The term "Arab" is no longer used in statements by American officials. In official White House discourse, Arab nations have come to be associated with doctrines and sects, majority and minority. The echoes of these statements are heard in the discourse of our own liberals.
These, by the way, are liberals in the style of war propagandists John Bolton and John McCain (the latter called for the formation of an army of 100,000 Sunni fighters) and of neoconservatives, whose views are still widespread in research centers, newspapers and cultural centers even though their direct political influence has waned. The borders of our nations have become sectarian in the political sense of the term. References to nations and states are now minimal.
This transformation was no surprise, and there was no conspiracy. As a matter of fact, it has local roots, with supporters and theorists in the West. In Europe and America, prominent intellectual movements are reconsidering the philosophy of the Enlightenment, considering that it set off the French Revolution and subsequent revolutions in Russia, China and Vietnam, as well as in most of the third world, where people were able to rid themselves of colonialism and establish standing republics, at least if we look at the basis of equality among citizens regardless of their religion or race (Georges Corm). These [intellectuals] are calling for a return to religion in drafting international and local policies, including French philosopher Francois Furet and famous philosopher and neoconservative father Leo Strauss, who singlehandedly converted a number of Marxist Trotskyists into right-wing conservatives — mostly Jews — including Richard Perle, Douglas Feith and Paul Wolfowitz, who occupied high positions in the administration of "believer" President George W. Bush. They were behind the invasion of Iraq and supported, and continue to support, Netanyahu in his declaration of Israel as a Jewish nation. (In America, there are a number of Lebanese neoconservatives.)
This American trend has found its strong echoes in Europe, especially with former British Prime Minister Tony Blair, who converted to Catholicism and transformed the Labour Party into a Washington-oriented right-wing party.

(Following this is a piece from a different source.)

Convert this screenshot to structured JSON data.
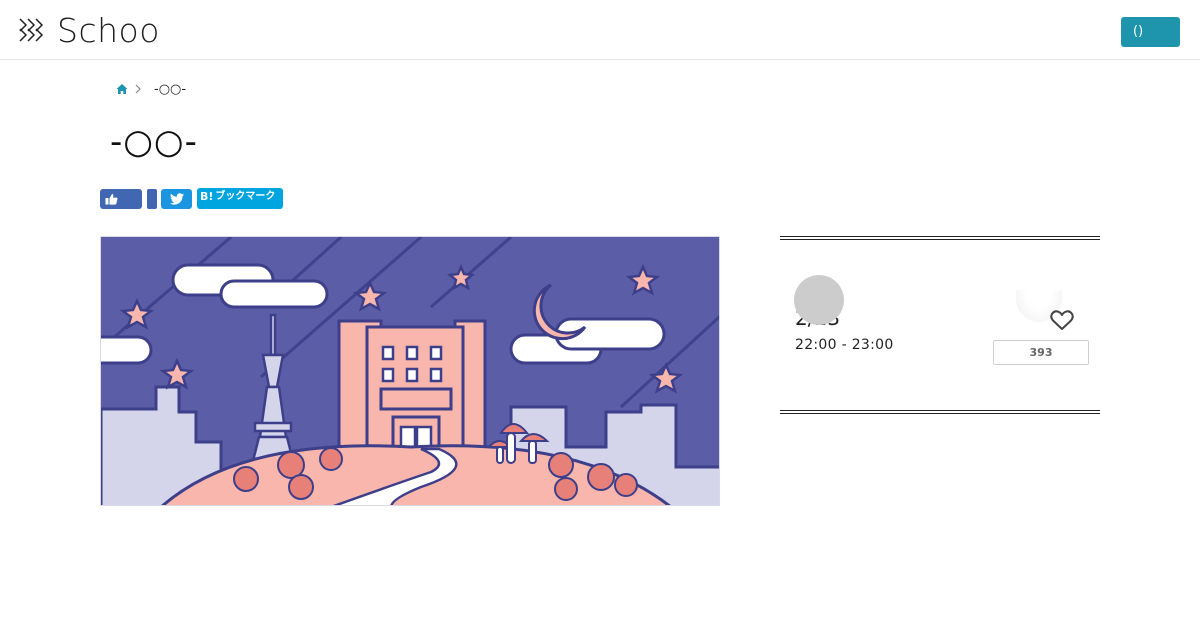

In the Arab world, where everything is imported, this American trend has had a significant effect among intellectuals, especially Marxists, who have gone from thinking about class war and nationalism to thinking about conflicts of doctrines and sects. [This has been] further affected by the failure of secular and nationalistic regimes, and the success of the Iranian revolution and its transformation into a state with an ideological nature, as well as the "Islamic revival.” They ignore the bloody experience in Afghanistan, which is drowning in tribal conflict and has broken into groups of rivals. They also ignore Iraq, which has turned into another Afghanistan, and Syria with its "revolution" and its “Islamic State" and its "Nusra Front." They justify their thinking, citing the religious wars in Europe, particularly the Hundred Years' War.

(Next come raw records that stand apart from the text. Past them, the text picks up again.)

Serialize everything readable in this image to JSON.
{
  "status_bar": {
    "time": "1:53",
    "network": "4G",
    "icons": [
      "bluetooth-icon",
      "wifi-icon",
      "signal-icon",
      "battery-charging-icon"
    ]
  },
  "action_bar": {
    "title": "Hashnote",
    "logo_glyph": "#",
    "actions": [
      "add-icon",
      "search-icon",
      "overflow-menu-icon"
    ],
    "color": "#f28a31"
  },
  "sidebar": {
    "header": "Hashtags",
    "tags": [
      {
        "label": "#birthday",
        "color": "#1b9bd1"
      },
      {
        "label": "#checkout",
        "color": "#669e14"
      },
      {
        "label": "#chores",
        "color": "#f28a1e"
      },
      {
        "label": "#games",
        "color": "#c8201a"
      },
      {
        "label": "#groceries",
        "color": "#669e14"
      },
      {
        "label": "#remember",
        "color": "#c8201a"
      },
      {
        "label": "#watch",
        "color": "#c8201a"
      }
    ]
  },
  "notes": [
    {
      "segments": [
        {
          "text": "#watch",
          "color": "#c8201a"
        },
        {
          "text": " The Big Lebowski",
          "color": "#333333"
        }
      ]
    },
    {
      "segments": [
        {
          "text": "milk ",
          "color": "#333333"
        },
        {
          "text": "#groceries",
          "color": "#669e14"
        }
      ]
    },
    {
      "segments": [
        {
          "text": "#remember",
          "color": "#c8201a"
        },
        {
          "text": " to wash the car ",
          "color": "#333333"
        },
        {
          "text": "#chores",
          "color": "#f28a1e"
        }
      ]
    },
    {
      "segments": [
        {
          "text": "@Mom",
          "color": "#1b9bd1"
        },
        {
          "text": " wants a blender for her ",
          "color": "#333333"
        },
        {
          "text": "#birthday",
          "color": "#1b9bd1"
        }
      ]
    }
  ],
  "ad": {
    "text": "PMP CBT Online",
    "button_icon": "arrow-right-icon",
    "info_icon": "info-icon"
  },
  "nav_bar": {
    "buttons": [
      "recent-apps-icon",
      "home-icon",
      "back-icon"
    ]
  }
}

It's true that the administration of Barack Obama has distanced itself quite a bit from the trends of the Bush administration, bringing an end to pre-emptive wars and deciding to pull out of Iraq, but it's also true that it has retained some of the Bush trends when it comes to depending on religion to redraw the geopolitical map of the Middle East. [The Obama administration] is currently arming and training "moderate" religious groups in Syria and Iraq to change the equation in the Middle East and to confront Russia in its gateway to the Mediterranean Sea, and Iran is now hopeful because it is becoming a greater regional power. [The Obama administration] has nullified the expression "Arab" in official discourse, just as we have nullified it ourselves.